___ Data excerpts ___

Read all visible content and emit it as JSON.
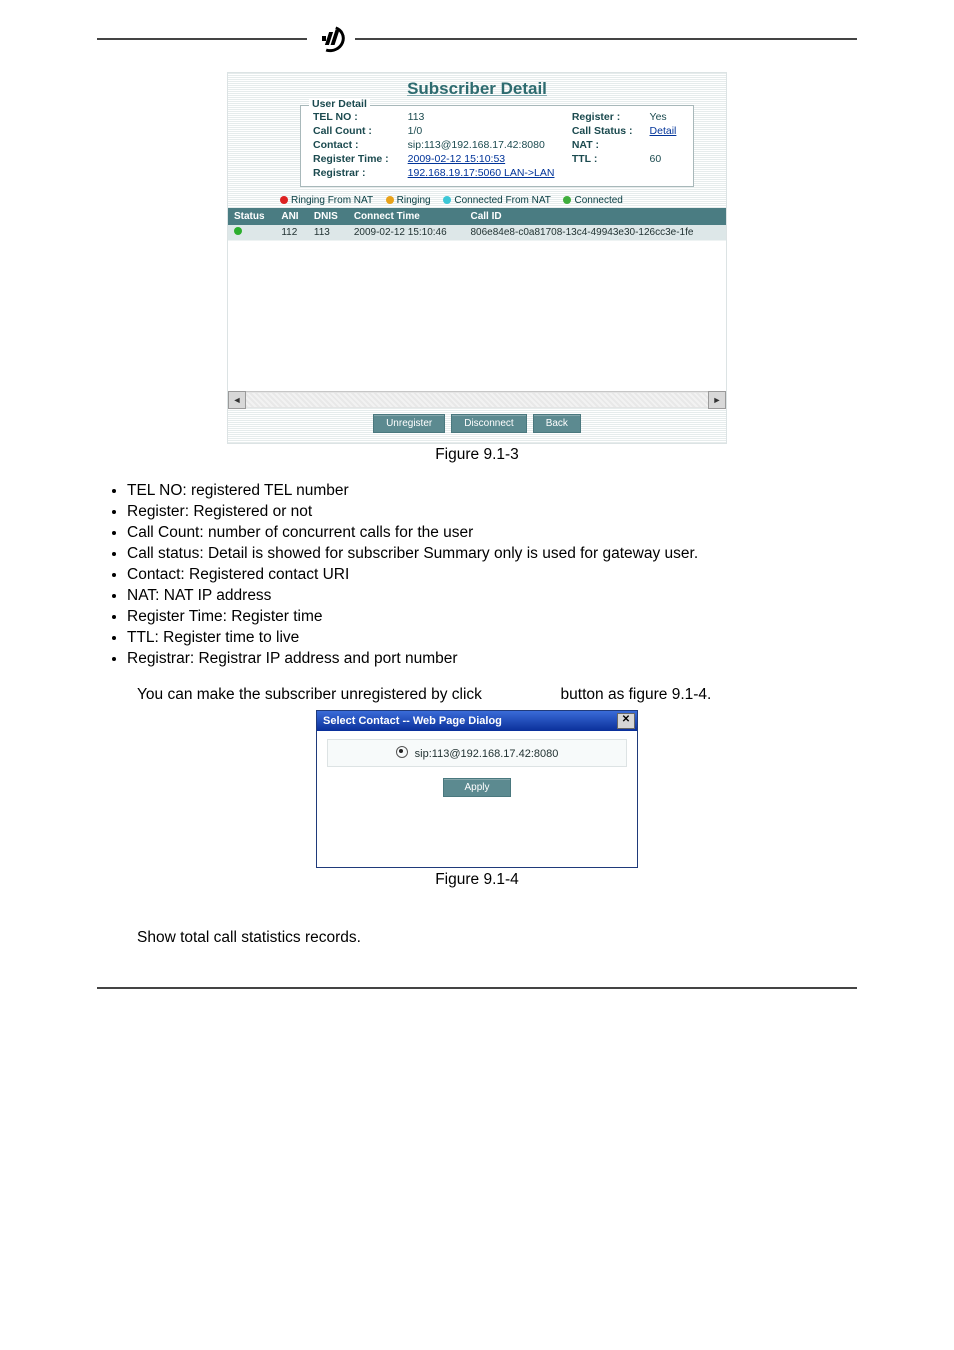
{
  "scr1": {
    "heading": "Subscriber Detail",
    "user_detail": {
      "legend": "User Detail",
      "rows": [
        {
          "k": "TEL NO :",
          "v": "113",
          "k2": "Register :",
          "v2": "Yes"
        },
        {
          "k": "Call Count :",
          "v": "1/0",
          "k2": "Call Status :",
          "v2": "Detail",
          "v2_link": true
        },
        {
          "k": "Contact :",
          "v": "sip:113@192.168.17.42:8080",
          "k2": "NAT :",
          "v2": ""
        },
        {
          "k": "Register Time :",
          "v": "2009-02-12 15:10:53",
          "k2": "TTL :",
          "v2": "60",
          "v_link": true
        },
        {
          "k": "Registrar :",
          "v": "192.168.19.17:5060 LAN->LAN",
          "k2": "",
          "v2": "",
          "v_link": true
        }
      ]
    },
    "legend_items": [
      {
        "color": "d-red",
        "label": "Ringing From NAT"
      },
      {
        "color": "d-orange",
        "label": "Ringing"
      },
      {
        "color": "d-cyan",
        "label": "Connected From NAT"
      },
      {
        "color": "d-green",
        "label": "Connected"
      }
    ],
    "grid": {
      "cols": [
        "Status",
        "ANI",
        "DNIS",
        "Connect Time",
        "Call ID"
      ],
      "row": {
        "ani": "112",
        "dnis": "113",
        "time": "2009-02-12 15:10:46",
        "callid": "806e84e8-c0a81708-13c4-49943e30-126cc3e-1fe"
      }
    },
    "buttons": [
      "Unregister",
      "Disconnect",
      "Back"
    ],
    "figure": "Figure 9.1-3"
  },
  "bullets": [
    "TEL NO: registered TEL number",
    "Register: Registered or not",
    "Call Count: number of concurrent calls for the user",
    "Call status: Detail is showed for subscriber Summary only is used for gateway user.",
    "Contact: Registered contact URI",
    "NAT: NAT IP address",
    "Register Time: Register time",
    "TTL: Register time to live",
    "Registrar: Registrar IP address and port number"
  ],
  "para1_a": "You can make the subscriber unregistered by click",
  "para1_b": "button as figure 9.1-4.",
  "scr2": {
    "title": "Select Contact -- Web Page Dialog",
    "option": "sip:113@192.168.17.42:8080",
    "apply": "Apply",
    "figure": "Figure 9.1-4"
  },
  "para2": "Show total call statistics records."
}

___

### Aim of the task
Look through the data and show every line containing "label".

### Output of the task
        "label": "Ringing From NAT"
        "label": "Ringing"
        "label": "Connected From NAT"
        "label": "Connected"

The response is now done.